*What to do*.
Return the full set of entries exactly. Omit none.

*Page and application data records*.
####################

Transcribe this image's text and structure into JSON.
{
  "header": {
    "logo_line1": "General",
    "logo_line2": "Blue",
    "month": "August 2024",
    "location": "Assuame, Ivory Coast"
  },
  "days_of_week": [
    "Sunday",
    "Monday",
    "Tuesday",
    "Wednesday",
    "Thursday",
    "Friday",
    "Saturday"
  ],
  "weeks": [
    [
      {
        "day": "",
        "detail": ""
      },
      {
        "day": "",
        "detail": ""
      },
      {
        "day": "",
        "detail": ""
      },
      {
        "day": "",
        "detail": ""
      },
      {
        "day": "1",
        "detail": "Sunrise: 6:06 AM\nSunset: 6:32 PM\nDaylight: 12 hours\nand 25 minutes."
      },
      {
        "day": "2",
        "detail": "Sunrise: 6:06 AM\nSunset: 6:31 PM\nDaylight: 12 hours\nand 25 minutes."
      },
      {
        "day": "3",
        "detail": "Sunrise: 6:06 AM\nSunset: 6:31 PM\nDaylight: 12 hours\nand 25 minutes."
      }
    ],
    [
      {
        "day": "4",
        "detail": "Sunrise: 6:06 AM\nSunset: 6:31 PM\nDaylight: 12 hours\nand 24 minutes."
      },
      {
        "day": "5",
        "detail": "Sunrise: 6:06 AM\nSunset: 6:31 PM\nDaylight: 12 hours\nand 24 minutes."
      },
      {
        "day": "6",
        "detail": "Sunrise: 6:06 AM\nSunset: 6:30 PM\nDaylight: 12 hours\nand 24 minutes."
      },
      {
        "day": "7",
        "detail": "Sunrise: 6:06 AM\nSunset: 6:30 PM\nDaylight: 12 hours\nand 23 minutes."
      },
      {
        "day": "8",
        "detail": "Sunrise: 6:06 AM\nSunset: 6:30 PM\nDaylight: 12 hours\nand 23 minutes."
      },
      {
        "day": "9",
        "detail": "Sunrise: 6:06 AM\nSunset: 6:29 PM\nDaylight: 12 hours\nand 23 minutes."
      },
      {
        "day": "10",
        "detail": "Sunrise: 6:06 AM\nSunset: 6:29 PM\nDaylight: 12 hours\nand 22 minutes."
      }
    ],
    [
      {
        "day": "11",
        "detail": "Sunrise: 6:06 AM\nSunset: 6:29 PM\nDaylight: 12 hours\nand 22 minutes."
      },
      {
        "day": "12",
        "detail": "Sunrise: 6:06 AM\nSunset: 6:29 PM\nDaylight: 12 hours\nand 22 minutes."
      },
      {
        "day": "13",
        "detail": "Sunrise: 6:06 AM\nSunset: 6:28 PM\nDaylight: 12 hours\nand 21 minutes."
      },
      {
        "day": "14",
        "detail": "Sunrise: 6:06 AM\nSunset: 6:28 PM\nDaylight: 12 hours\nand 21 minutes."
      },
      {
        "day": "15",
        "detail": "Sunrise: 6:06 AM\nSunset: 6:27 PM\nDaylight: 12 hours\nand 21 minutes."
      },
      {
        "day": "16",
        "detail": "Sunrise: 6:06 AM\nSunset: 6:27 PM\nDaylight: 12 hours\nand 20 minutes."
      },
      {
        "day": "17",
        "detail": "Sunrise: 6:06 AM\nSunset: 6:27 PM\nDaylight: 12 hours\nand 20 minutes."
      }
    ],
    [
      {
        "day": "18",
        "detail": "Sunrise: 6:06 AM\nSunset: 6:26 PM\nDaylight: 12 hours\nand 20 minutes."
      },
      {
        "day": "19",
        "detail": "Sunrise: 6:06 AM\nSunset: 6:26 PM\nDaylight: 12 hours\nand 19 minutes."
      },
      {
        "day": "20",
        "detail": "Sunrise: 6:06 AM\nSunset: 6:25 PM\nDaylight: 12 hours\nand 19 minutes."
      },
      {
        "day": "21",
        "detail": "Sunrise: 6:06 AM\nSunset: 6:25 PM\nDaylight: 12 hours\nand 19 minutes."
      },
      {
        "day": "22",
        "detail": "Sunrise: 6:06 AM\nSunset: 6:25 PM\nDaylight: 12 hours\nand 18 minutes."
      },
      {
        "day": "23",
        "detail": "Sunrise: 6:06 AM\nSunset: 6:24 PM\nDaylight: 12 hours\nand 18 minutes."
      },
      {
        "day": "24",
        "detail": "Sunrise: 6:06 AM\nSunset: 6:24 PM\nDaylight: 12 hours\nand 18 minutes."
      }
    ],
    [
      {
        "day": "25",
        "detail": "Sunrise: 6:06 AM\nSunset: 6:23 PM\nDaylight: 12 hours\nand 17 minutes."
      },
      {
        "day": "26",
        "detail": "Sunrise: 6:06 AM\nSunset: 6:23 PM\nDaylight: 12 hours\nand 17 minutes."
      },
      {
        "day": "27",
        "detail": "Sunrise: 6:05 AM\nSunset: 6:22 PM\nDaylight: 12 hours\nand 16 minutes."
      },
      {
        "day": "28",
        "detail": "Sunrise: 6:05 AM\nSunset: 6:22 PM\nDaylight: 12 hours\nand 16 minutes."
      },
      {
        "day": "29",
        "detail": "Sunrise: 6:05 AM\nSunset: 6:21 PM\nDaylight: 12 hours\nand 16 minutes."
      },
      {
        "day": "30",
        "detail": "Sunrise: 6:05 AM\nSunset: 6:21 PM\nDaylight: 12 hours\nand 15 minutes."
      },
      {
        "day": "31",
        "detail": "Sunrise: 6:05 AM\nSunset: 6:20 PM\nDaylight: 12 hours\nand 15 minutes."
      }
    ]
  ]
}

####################

*Completed task*.
Transcribe this image's text and structure into JSON.
{
  "header": {
    "logo_line1": "General",
    "logo_line2": "Blue",
    "month": "August 2024",
    "location": "Assuame, Ivory Coast"
  },
  "days_of_week": [
    "Sunday",
    "Monday",
    "Tuesday",
    "Wednesday",
    "Thursday",
    "Friday",
    "Saturday"
  ],
  "weeks": [
    [
      {
        "day": "",
        "detail": ""
      },
      {
        "day": "",
        "detail": ""
      },
      {
        "day": "",
        "detail": ""
      },
      {
        "day": "",
        "detail": ""
      },
      {
        "day": "1",
        "detail": "Sunrise: 6:06 AM\nSunset: 6:32 PM\nDaylight: 12 hours\nand 25 minutes."
      },
      {
        "day": "2",
        "detail": "Sunrise: 6:06 AM\nSunset: 6:31 PM\nDaylight: 12 hours\nand 25 minutes."
      },
      {
        "day": "3",
        "detail": "Sunrise: 6:06 AM\nSunset: 6:31 PM\nDaylight: 12 hours\nand 25 minutes."
      }
    ],
    [
      {
        "day": "4",
        "detail": "Sunrise: 6:06 AM\nSunset: 6:31 PM\nDaylight: 12 hours\nand 24 minutes."
      },
      {
        "day": "5",
        "detail": "Sunrise: 6:06 AM\nSunset: 6:31 PM\nDaylight: 12 hours\nand 24 minutes."
      },
      {
        "day": "6",
        "detail": "Sunrise: 6:06 AM\nSunset: 6:30 PM\nDaylight: 12 hours\nand 24 minutes."
      },
      {
        "day": "7",
        "detail": "Sunrise: 6:06 AM\nSunset: 6:30 PM\nDaylight: 12 hours\nand 23 minutes."
      },
      {
        "day": "8",
        "detail": "Sunrise: 6:06 AM\nSunset: 6:30 PM\nDaylight: 12 hours\nand 23 minutes."
      },
      {
        "day": "9",
        "detail": "Sunrise: 6:06 AM\nSunset: 6:29 PM\nDaylight: 12 hours\nand 23 minutes."
      },
      {
        "day": "10",
        "detail": "Sunrise: 6:06 AM\nSunset: 6:29 PM\nDaylight: 12 hours\nand 22 minutes."
      }
    ],
    [
      {
        "day": "11",
        "detail": "Sunrise: 6:06 AM\nSunset: 6:29 PM\nDaylight: 12 hours\nand 22 minutes."
      },
      {
        "day": "12",
        "detail": "Sunrise: 6:06 AM\nSunset: 6:29 PM\nDaylight: 12 hours\nand 22 minutes."
      },
      {
        "day": "13",
        "detail": "Sunrise: 6:06 AM\nSunset: 6:28 PM\nDaylight: 12 hours\nand 21 minutes."
      },
      {
        "day": "14",
        "detail": "Sunrise: 6:06 AM\nSunset: 6:28 PM\nDaylight: 12 hours\nand 21 minutes."
      },
      {
        "day": "15",
        "detail": "Sunrise: 6:06 AM\nSunset: 6:27 PM\nDaylight: 12 hours\nand 21 minutes."
      },
      {
        "day": "16",
        "detail": "Sunrise: 6:06 AM\nSunset: 6:27 PM\nDaylight: 12 hours\nand 20 minutes."
      },
      {
        "day": "17",
        "detail": "Sunrise: 6:06 AM\nSunset: 6:27 PM\nDaylight: 12 hours\nand 20 minutes."
      }
    ],
    [
      {
        "day": "18",
        "detail": "Sunrise: 6:06 AM\nSunset: 6:26 PM\nDaylight: 12 hours\nand 20 minutes."
      },
      {
        "day": "19",
        "detail": "Sunrise: 6:06 AM\nSunset: 6:26 PM\nDaylight: 12 hours\nand 19 minutes."
      },
      {
        "day": "20",
        "detail": "Sunrise: 6:06 AM\nSunset: 6:25 PM\nDaylight: 12 hours\nand 19 minutes."
      },
      {
        "day": "21",
        "detail": "Sunrise: 6:06 AM\nSunset: 6:25 PM\nDaylight: 12 hours\nand 19 minutes."
      },
      {
        "day": "22",
        "detail": "Sunrise: 6:06 AM\nSunset: 6:25 PM\nDaylight: 12 hours\nand 18 minutes."
      },
      {
        "day": "23",
        "detail": "Sunrise: 6:06 AM\nSunset: 6:24 PM\nDaylight: 12 hours\nand 18 minutes."
      },
      {
        "day": "24",
        "detail": "Sunrise: 6:06 AM\nSunset: 6:24 PM\nDaylight: 12 hours\nand 18 minutes."
      }
    ],
    [
      {
        "day": "25",
        "detail": "Sunrise: 6:06 AM\nSunset: 6:23 PM\nDaylight: 12 hours\nand 17 minutes."
      },
      {
        "day": "26",
        "detail": "Sunrise: 6:06 AM\nSunset: 6:23 PM\nDaylight: 12 hours\nand 17 minutes."
      },
      {
        "day": "27",
        "detail": "Sunrise: 6:05 AM\nSunset: 6:22 PM\nDaylight: 12 hours\nand 16 minutes."
      },
      {
        "day": "28",
        "detail": "Sunrise: 6:05 AM\nSunset: 6:22 PM\nDaylight: 12 hours\nand 16 minutes."
      },
      {
        "day": "29",
        "detail": "Sunrise: 6:05 AM\nSunset: 6:21 PM\nDaylight: 12 hours\nand 16 minutes."
      },
      {
        "day": "30",
        "detail": "Sunrise: 6:05 AM\nSunset: 6:21 PM\nDaylight: 12 hours\nand 15 minutes."
      },
      {
        "day": "31",
        "detail": "Sunrise: 6:05 AM\nSunset: 6:20 PM\nDaylight: 12 hours\nand 15 minutes."
      }
    ]
  ]
}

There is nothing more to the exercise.